Data records for software interfaces:
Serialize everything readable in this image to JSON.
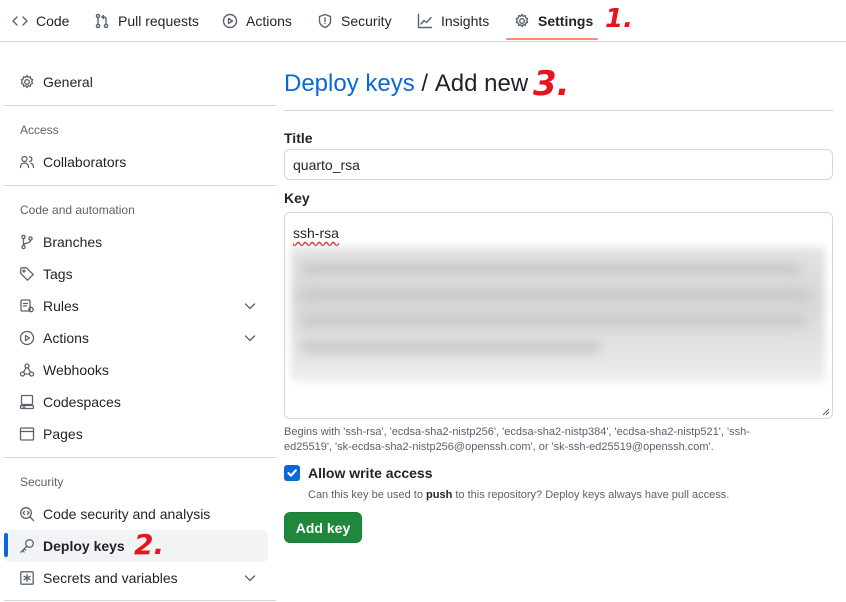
{
  "topnav": {
    "tabs": [
      {
        "label": "Code",
        "icon": "code-icon"
      },
      {
        "label": "Pull requests",
        "icon": "pull-request-icon"
      },
      {
        "label": "Actions",
        "icon": "play-icon"
      },
      {
        "label": "Security",
        "icon": "shield-icon"
      },
      {
        "label": "Insights",
        "icon": "graph-icon"
      },
      {
        "label": "Settings",
        "icon": "gear-icon",
        "selected": true
      }
    ]
  },
  "annotations": [
    "1.",
    "2.",
    "3."
  ],
  "sidebar": {
    "general": "General",
    "sections": [
      {
        "heading": "Access",
        "items": [
          {
            "label": "Collaborators",
            "icon": "people-icon"
          }
        ]
      },
      {
        "heading": "Code and automation",
        "items": [
          {
            "label": "Branches",
            "icon": "branch-icon"
          },
          {
            "label": "Tags",
            "icon": "tag-icon"
          },
          {
            "label": "Rules",
            "icon": "rules-icon",
            "expandable": true
          },
          {
            "label": "Actions",
            "icon": "play-icon",
            "expandable": true
          },
          {
            "label": "Webhooks",
            "icon": "webhook-icon"
          },
          {
            "label": "Codespaces",
            "icon": "codespaces-icon"
          },
          {
            "label": "Pages",
            "icon": "browser-icon"
          }
        ]
      },
      {
        "heading": "Security",
        "items": [
          {
            "label": "Code security and analysis",
            "icon": "codescan-icon"
          },
          {
            "label": "Deploy keys",
            "icon": "key-icon",
            "active": true
          },
          {
            "label": "Secrets and variables",
            "icon": "asterisk-icon",
            "expandable": true
          }
        ]
      }
    ]
  },
  "main": {
    "heading_link": "Deploy keys",
    "heading_separator": " / ",
    "heading_current": "Add new",
    "title_label": "Title",
    "title_value": "quarto_rsa",
    "key_label": "Key",
    "key_value": "ssh-rsa",
    "key_hint": "Begins with 'ssh-rsa', 'ecdsa-sha2-nistp256', 'ecdsa-sha2-nistp384', 'ecdsa-sha2-nistp521', 'ssh-ed25519', 'sk-ecdsa-sha2-nistp256@openssh.com', or 'sk-ssh-ed25519@openssh.com'.",
    "write_access_label": "Allow write access",
    "write_access_checked": true,
    "write_help_before": "Can this key be used to ",
    "write_help_bold": "push",
    "write_help_after": " to this repository? Deploy keys always have pull access.",
    "add_button": "Add key"
  },
  "colors": {
    "accent": "#0969da",
    "primary_button": "#1f883d",
    "tab_underline": "#fd8c73",
    "annotation": "#e5141d"
  }
}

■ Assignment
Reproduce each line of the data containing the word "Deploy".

■ Reply to the exercise
            "label": "Deploy keys",
    "heading_link": "Deploy keys",
    "write_help_after": " to this repository? Deploy keys always have pull access.",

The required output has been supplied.